## YOUR TASK
The records below are to be repeated exactly, and their pictures left out.

GIVEN RECORDS section start

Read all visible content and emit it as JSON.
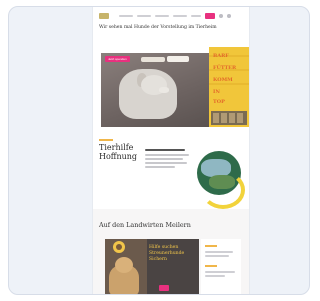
{
  "page": {
    "intro_text": "Wir sehen mal Hunde der Vorstellung im Tierheim",
    "hero": {
      "pill_label": "Jetzt spenden",
      "ad_lines": [
        "BARF",
        "FÜTTER",
        "KOMM",
        "IN",
        "TOP"
      ]
    },
    "section2": {
      "title_line1": "Tierhilfe",
      "title_line2": "Hoffnung"
    },
    "section3": {
      "title": "Auf den Landwirten Meilern",
      "card_text": [
        "Hilfe suchen",
        "Streunerhunde",
        "Sichern"
      ]
    }
  },
  "colors": {
    "accent": "#e8317f",
    "yellow": "#f1c63a",
    "gold": "#f0b64a"
  }
}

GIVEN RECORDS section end

## ANSWER BOX
Read all visible content and emit it as JSON.
{
  "page": {
    "intro_text": "Wir sehen mal Hunde der Vorstellung im Tierheim",
    "hero": {
      "pill_label": "Jetzt spenden",
      "ad_lines": [
        "BARF",
        "FÜTTER",
        "KOMM",
        "IN",
        "TOP"
      ]
    },
    "section2": {
      "title_line1": "Tierhilfe",
      "title_line2": "Hoffnung"
    },
    "section3": {
      "title": "Auf den Landwirten Meilern",
      "card_text": [
        "Hilfe suchen",
        "Streunerhunde",
        "Sichern"
      ]
    }
  },
  "colors": {
    "accent": "#e8317f",
    "yellow": "#f1c63a",
    "gold": "#f0b64a"
  }
}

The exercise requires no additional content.